Spring Garden IV
Once again the days are growing longer and beginning to warm. We’re in the part of spring that gives widely varying temperature swings, with days warming into the 70s and nights falling to anywhere between the 50s and 30s. I’ve started checking weather.com every day, watching the ten day forecast, anticipating freezing nights and planning when to water.
It has been a long, colder than usual winter for us. We got a freezing rain that shut down the city in early December—in fact it canceled the final day of the college semester and delayed the first day of final exams with a couple inches of solid sheet ice and single digit lows. I fell twice, once in my driveway, busting up ice, and once down my back deck steps, going to check on the chickens. The second fall dislocated my shoulder. We’ve had several stretches of ultra cold nights where the temperatures dipped down to around ten degrees, and in a very un-Arkansas like manner, refused to rise above freezing for days at a time. The weather people called it a polar vortex. I just know it was cold. On those nights I buttoned the chickens up tight in their coop, sealed the open hatch in the floor of their coop, and debated providing some sort of heating lamp, but they fluffed up their feathers so they looked half again as large as normal, huddled together on their roost, and generated enough body heat to survive.
The chickens stopped laying as winter came on, and I learned that the laying cycle is circadian. Their bodies aren’t designed to produce young during the winter, so they molt and stop producing. Molting is an ugly business, and it just plain embarrassed me for the chickens. They are proud and beautiful in their plumage, and sad and bedraggled when they molt. As a bald man I can empathize. Lisa and I debated putting a light bulb in their coop during winter, both for the warmth, and to fool their bodies into producing eggs, but we agreed that the more humane thing to do would be to let their bodies produce eggs naturally. Sure enough, as the days slowly got longer in January and February, we began to see more eggs. At first I’d get one every three days, then one every other day, and now we’re averaging two a day. I hope soon we’ll be back to three a day, just like last summer.

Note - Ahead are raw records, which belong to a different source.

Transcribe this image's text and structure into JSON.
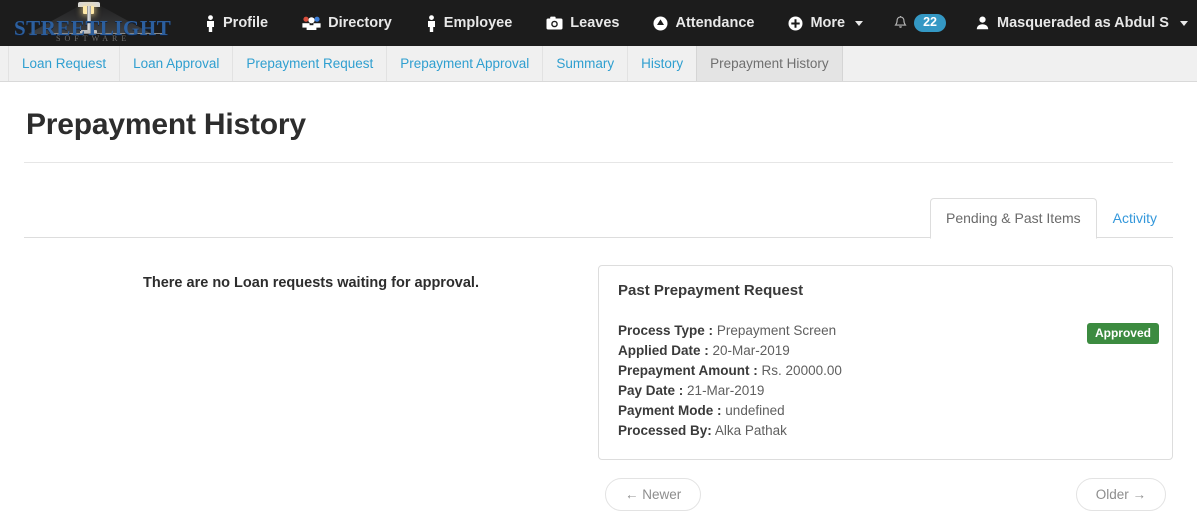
{
  "brand": {
    "word_street": "S",
    "wordmark_main": "STREET",
    "wordmark_light": "LIGHT",
    "subword": "SOFTWARE"
  },
  "navbar": {
    "items": [
      {
        "label": "Profile",
        "icon": "person-icon"
      },
      {
        "label": "Directory",
        "icon": "users-group-icon"
      },
      {
        "label": "Employee",
        "icon": "person-icon"
      },
      {
        "label": "Leaves",
        "icon": "camera-icon"
      },
      {
        "label": "Attendance",
        "icon": "circle-caret-icon"
      },
      {
        "label": "More",
        "icon": "plus-circle-icon",
        "caret": true
      }
    ],
    "notifications": {
      "icon": "bell-icon",
      "count": "22"
    },
    "user": {
      "icon": "user-avatar-icon",
      "label": "Masqueraded as Abdul S",
      "caret": true
    }
  },
  "subnav": {
    "items": [
      {
        "label": "Loan Request",
        "active": false
      },
      {
        "label": "Loan Approval",
        "active": false
      },
      {
        "label": "Prepayment Request",
        "active": false
      },
      {
        "label": "Prepayment Approval",
        "active": false
      },
      {
        "label": "Summary",
        "active": false
      },
      {
        "label": "History",
        "active": false
      },
      {
        "label": "Prepayment History",
        "active": true
      }
    ]
  },
  "page": {
    "title": "Prepayment History"
  },
  "tabs": [
    {
      "label": "Pending & Past Items",
      "active": true
    },
    {
      "label": "Activity",
      "active": false
    }
  ],
  "left_panel": {
    "empty_message": "There are no Loan requests waiting for approval."
  },
  "request_card": {
    "title": "Past Prepayment Request",
    "status": "Approved",
    "status_color": "#3c8b40",
    "fields": [
      {
        "label": "Process Type :",
        "value": "Prepayment Screen"
      },
      {
        "label": "Applied Date :",
        "value": "20-Mar-2019"
      },
      {
        "label": "Prepayment Amount :",
        "value": "Rs. 20000.00"
      },
      {
        "label": "Pay Date :",
        "value": "21-Mar-2019"
      },
      {
        "label": "Payment Mode :",
        "value": "undefined"
      },
      {
        "label": "Processed By:",
        "value": "Alka Pathak"
      }
    ]
  },
  "pager": {
    "newer": "← Newer",
    "older": "Older →"
  },
  "colors": {
    "navbar_bg": "#1c1c1c",
    "link_blue": "#3498db",
    "badge_blue": "#3498c4",
    "success_green": "#3c8b40"
  }
}
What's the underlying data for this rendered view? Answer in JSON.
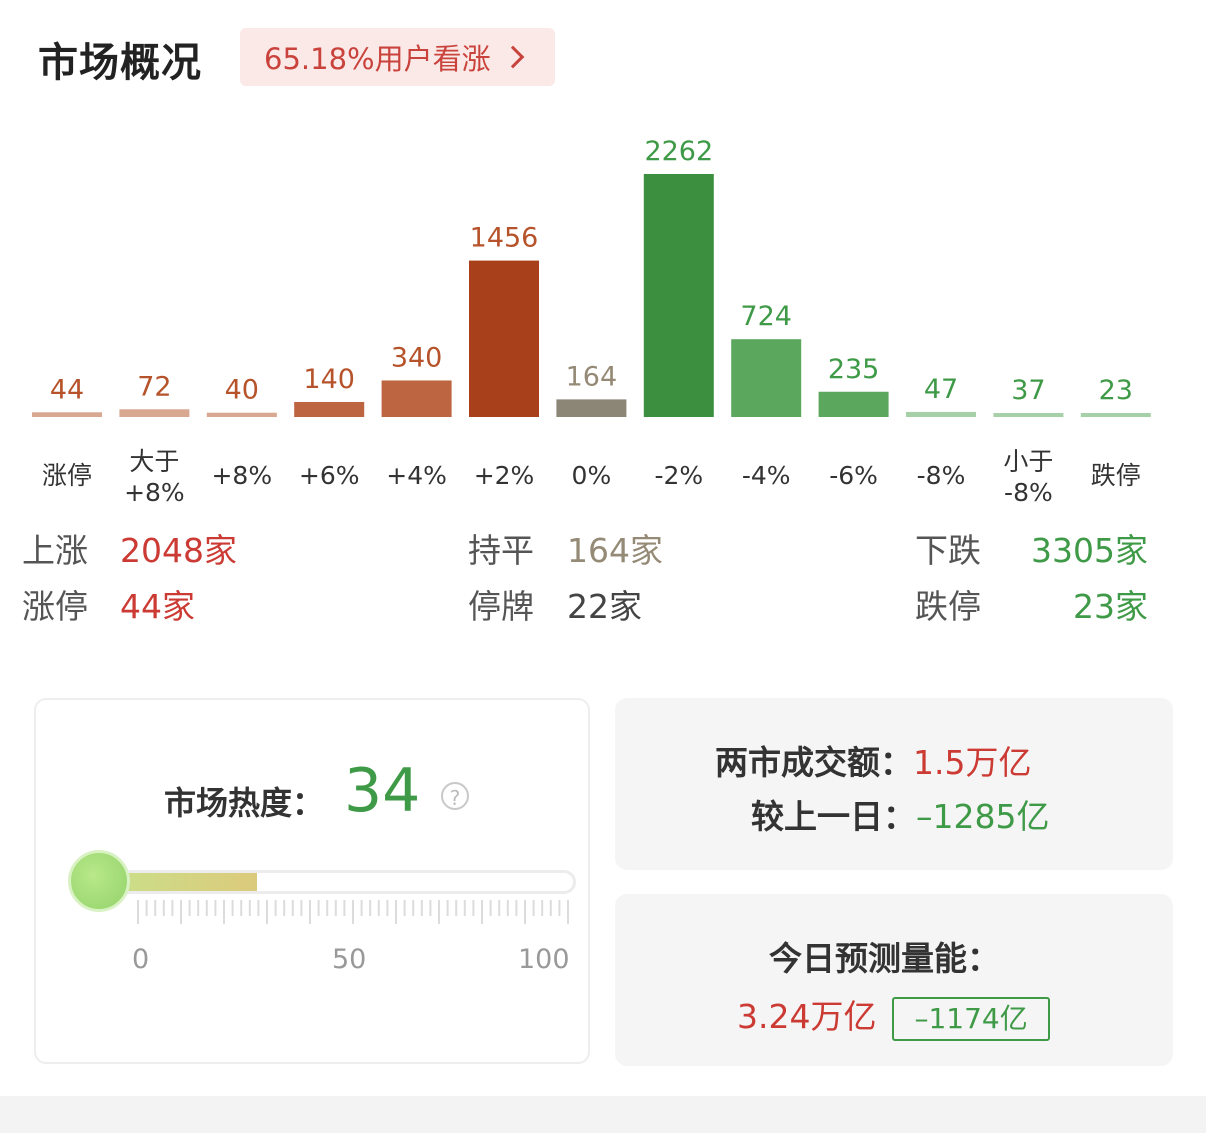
{
  "header": {
    "title": "市场概况",
    "sentiment": "65.18%用户看涨"
  },
  "colors": {
    "up_strong": "#a8401c",
    "up_mid": "#bd6440",
    "up_light": "#d9a891",
    "flat": "#8c8677",
    "down_strong": "#3c8f3f",
    "down_mid": "#5aa75d",
    "down_light": "#a6d0a8",
    "label_up": "#b6532a",
    "label_flat": "#958a76",
    "label_down": "#3f9a47"
  },
  "chart_data": {
    "type": "bar",
    "categories": [
      "涨停",
      "大于\n+8%",
      "+8%",
      "+6%",
      "+4%",
      "+2%",
      "0%",
      "-2%",
      "-4%",
      "-6%",
      "-8%",
      "小于\n-8%",
      "跌停"
    ],
    "values": [
      44,
      72,
      40,
      140,
      340,
      1456,
      164,
      2262,
      724,
      235,
      47,
      37,
      23
    ],
    "value_labels": [
      "44",
      "72",
      "40",
      "140",
      "340",
      "1456",
      "164",
      "2262",
      "724",
      "235",
      "47",
      "37",
      "23"
    ]
  },
  "stats": {
    "up_label": "上涨",
    "up_value": "2048家",
    "flat_label": "持平",
    "flat_value": "164家",
    "down_label": "下跌",
    "down_value": "3305家",
    "limit_up_label": "涨停",
    "limit_up_value": "44家",
    "suspended_label": "停牌",
    "suspended_value": "22家",
    "limit_down_label": "跌停",
    "limit_down_value": "23家"
  },
  "heat": {
    "label": "市场热度：",
    "value": "34",
    "level": 34,
    "scale": [
      "0",
      "50",
      "100"
    ]
  },
  "turnover": {
    "label": "两市成交额：",
    "value": "1.5万亿",
    "compare_label": "较上一日：",
    "compare_value": "–1285亿"
  },
  "forecast": {
    "label": "今日预测量能：",
    "value": "3.24万亿",
    "change": "–1174亿"
  }
}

On February 21, fooled by a sunny, 70 degree Saturday, I went to the community garden to help an old couple, Bobbi and Ervin Sandlin lay mulch on the pathways and turn over our gardens. We dug out saw briars, and after Bobbi planted her Irish potatoes, she gave me what was left of her cuttings to plant my own garden. Inspired, I went to Lowes garden center and bought sets of spinach, Bibb lettuce, broccoli, cauliflower, and cabbage, turned over my backyard garden—forking in Lara Noah’s horse manure—and planted it. It was dicey, I thought, but worth the risk. I bedded the plants in straw to help protect them, but a few days later we got another sleet/snow storm that left the roads coated with another three inches of hard-shell ice. It was difficult to walk on it without slipping. I covered my back yard garden with sheet plastic laid over my sawhorses from the garage. The plants were covered for several days before the ice melted and the temperatures warmed up enough to uncover the plants. The lettuce, spinach, and cabbage survived, but the broccoli and cauliflower had already fallen prey to the rabbit that lives in our back yard, so I replanted the broccoli and set out kale, onions, and sowed more lettuce, spinach, and chard seed.

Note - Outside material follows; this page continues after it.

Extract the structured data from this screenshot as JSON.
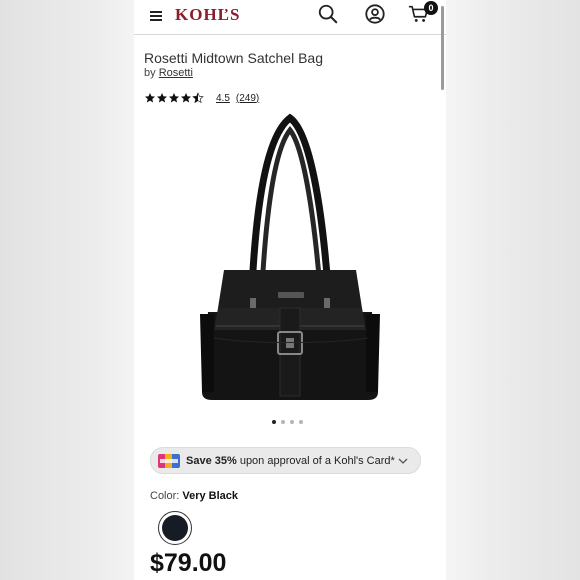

The last couple of days I’ve worked and hung out in the back yard, letting the chickens roam out of their coop, enjoying the sunshine. It’s a pleasant change after a day in the office. It’s nice to get my hands dirty, do something physical. Let the cycle begin again.